So what does that mean for your dinner preparations? If the cannabis strain you’re using has a high caryophyllene content, for example, then your bud will have a spicier, more peppery flavor. If it’s higher in limonene, then the cannabis will have a fruiter, almost sour taste. 

Learning more about terpenes will help hone your cannabis culinary craft as it gives the chef more control over the flavor of the final product.

How To Make Cannabis-Infused Spices 

These delicious flavors are all present in raw, untreated cannabis. However, without doing a little prep work first, there will be little in the way of recreational or therapeutic effects.

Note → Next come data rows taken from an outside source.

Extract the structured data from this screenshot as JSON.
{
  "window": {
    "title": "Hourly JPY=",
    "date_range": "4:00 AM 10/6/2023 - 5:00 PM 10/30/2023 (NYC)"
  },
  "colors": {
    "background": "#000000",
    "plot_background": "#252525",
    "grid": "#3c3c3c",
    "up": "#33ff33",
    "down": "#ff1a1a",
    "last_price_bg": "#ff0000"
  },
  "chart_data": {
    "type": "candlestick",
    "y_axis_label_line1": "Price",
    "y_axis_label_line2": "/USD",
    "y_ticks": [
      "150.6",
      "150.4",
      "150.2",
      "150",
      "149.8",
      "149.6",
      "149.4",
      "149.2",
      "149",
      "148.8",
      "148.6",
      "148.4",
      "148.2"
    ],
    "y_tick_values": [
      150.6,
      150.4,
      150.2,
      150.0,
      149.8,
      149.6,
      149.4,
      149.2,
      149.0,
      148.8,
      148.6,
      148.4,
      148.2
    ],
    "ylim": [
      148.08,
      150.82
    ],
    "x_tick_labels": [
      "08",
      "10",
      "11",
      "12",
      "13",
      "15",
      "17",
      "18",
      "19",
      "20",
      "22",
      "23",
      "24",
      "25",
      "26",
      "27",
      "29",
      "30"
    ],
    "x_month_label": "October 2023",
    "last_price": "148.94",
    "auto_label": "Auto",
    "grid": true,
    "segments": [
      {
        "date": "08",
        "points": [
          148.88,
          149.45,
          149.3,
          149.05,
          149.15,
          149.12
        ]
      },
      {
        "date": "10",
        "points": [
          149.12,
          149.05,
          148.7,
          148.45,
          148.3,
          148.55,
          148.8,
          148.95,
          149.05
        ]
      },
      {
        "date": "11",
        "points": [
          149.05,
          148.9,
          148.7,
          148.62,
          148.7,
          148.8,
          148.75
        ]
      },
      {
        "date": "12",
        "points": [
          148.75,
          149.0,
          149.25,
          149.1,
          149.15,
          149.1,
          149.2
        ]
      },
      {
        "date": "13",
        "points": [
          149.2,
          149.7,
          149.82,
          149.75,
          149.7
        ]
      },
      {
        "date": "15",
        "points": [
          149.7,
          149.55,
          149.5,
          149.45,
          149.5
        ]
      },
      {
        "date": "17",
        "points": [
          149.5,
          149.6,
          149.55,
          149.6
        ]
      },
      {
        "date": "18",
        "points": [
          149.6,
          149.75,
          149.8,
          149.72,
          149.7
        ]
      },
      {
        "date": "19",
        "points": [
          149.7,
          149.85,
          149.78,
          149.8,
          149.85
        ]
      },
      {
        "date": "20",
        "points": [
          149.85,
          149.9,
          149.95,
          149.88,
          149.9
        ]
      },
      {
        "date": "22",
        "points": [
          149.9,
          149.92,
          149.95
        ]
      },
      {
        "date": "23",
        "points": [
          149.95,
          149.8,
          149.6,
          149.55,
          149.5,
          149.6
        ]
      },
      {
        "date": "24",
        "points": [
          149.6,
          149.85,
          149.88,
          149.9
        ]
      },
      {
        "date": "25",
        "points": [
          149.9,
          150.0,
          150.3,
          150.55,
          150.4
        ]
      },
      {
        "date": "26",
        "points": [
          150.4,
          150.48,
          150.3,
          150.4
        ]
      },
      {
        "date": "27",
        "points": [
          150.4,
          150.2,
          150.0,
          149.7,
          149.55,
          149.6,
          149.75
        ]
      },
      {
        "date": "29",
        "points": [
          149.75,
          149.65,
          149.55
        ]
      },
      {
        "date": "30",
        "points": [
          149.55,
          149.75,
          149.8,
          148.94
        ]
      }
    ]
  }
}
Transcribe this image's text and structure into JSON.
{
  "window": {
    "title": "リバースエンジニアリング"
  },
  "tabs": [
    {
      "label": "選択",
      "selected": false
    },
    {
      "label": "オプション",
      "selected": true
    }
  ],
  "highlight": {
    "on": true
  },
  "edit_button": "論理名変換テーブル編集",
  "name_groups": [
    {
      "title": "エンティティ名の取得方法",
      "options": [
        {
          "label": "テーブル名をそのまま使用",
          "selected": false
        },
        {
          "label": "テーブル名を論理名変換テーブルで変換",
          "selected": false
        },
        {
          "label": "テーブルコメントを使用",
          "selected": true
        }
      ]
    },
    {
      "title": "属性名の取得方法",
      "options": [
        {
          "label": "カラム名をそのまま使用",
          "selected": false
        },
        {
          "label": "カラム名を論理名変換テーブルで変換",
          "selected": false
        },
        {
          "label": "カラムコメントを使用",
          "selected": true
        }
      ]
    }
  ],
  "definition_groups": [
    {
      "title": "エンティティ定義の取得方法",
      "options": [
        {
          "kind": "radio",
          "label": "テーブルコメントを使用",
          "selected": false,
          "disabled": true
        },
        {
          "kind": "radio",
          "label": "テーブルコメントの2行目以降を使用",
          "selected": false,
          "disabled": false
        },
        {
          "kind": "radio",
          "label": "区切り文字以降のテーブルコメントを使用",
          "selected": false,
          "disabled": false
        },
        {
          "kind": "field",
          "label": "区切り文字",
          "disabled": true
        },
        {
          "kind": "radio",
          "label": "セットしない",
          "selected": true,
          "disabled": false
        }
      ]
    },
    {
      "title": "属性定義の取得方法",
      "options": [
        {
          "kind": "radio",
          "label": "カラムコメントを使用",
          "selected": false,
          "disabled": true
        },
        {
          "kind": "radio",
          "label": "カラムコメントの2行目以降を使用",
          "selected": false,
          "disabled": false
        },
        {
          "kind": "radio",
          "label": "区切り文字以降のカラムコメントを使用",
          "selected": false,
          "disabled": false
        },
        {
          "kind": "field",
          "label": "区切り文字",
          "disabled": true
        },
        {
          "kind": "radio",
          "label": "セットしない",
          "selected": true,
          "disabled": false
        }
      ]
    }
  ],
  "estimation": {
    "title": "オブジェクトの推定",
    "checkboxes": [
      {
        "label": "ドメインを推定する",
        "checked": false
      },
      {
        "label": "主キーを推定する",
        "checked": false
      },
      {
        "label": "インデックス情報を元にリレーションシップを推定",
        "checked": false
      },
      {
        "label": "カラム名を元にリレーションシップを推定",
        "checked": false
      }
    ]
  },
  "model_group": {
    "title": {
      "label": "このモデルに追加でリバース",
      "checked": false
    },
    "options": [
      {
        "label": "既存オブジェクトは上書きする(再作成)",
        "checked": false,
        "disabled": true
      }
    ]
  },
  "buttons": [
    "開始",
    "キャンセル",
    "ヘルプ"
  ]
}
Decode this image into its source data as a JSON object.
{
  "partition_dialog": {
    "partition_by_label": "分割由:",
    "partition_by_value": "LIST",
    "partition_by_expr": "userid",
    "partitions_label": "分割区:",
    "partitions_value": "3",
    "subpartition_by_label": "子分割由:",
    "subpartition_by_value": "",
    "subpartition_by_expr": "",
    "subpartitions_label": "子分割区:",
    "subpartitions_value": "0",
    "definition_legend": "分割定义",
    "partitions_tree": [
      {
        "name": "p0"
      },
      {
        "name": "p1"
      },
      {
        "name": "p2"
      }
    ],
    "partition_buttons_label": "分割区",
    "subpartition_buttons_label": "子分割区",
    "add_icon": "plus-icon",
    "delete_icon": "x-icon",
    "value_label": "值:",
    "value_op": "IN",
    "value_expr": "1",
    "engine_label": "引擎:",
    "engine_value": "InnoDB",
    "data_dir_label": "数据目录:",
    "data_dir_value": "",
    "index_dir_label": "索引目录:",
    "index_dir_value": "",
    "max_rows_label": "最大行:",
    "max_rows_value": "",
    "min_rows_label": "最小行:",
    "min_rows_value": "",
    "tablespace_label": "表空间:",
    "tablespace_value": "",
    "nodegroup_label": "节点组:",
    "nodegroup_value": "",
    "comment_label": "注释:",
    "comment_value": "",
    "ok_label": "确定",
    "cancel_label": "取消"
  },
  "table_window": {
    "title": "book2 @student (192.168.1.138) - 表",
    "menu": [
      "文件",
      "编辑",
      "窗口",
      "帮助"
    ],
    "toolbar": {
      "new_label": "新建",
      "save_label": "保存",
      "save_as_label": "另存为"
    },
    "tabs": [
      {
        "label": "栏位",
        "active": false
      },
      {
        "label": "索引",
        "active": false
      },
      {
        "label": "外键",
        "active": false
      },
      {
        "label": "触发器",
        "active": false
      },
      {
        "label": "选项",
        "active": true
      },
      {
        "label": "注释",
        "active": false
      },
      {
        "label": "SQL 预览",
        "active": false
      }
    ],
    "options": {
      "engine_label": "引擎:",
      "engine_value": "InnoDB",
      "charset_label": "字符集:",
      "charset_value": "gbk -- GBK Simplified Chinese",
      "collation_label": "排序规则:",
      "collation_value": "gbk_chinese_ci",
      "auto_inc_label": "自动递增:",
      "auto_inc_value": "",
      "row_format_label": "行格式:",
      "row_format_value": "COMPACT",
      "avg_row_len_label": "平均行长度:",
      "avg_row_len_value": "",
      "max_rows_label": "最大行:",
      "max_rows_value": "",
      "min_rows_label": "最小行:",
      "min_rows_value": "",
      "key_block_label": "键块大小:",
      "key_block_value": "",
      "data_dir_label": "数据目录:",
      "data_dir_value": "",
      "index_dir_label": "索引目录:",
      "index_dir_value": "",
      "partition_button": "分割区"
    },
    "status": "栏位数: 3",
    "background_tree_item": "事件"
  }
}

You may be surprised to learn that the cannabinoids CBD and THC aren’t naturally present in most forms of cannabis. 

Instead, raw cannabis flower typically has more of the acidic forms of these compounds, CBDA and THCA. In order to unlock the full potential of cannabis, the CBDA or THCA needs to get converted into CBD or THC. This happens when flower is exposed to heat, which is why smoking or vaping cannabis doesn’t require users to first activate the cannabinoids.

Decarboxylation, sometimes shortened to decarbing, refers to a process by which CBDA and THCA are converted to regular ole CBD and THC. The first step of making cannabis cooking oils and spices will also be to decarb the bud so that the effects will be activated. 

This can be done in either a Sous Vide or in an oven using a baking sheet. The key to decarboxylation is balance. You want enough heat to fully activate the flower, but not so much that it damages the cannabis. 

With the oven method, you’ll want to preheat your oven to 225 degrees Fahrenheit, then use a grinder to break apart the flower. Sandwich the ground cannabis between two sheets of foil, and bake for around 45 minutes. 

Everyone’s oven will be a little different, so be sure to keep an eye on it. If it starts to turn brown, or you smell burning, go ahead and lower the temperature.

Once you’ve successfully decarbed your ground flower, you can easily combine it with other spices to create an infused spice blend. Combine equal parts dried rosemary, dried oregano, dried basil, and decarbed ground cannabis to create an Italian seasoning that packs a cannabinoid punch. This is perfect for making pasta sauces, or on top of salads. 

Also, consider combining your decarbed flower with spices such as: cumin, chili powder, garlic powder, onion powder, coriander, and paprika to create a delicious infused taco seasoning that will take Tuesdays to the next level. 

Once you’ve decarbed your flower, the possibilities are endless. Feel free to get creative when creating your own infused spice blends—coming up with new recipes is all part of the fun! Shout us out on Twitter or Instagram and share your creations with us!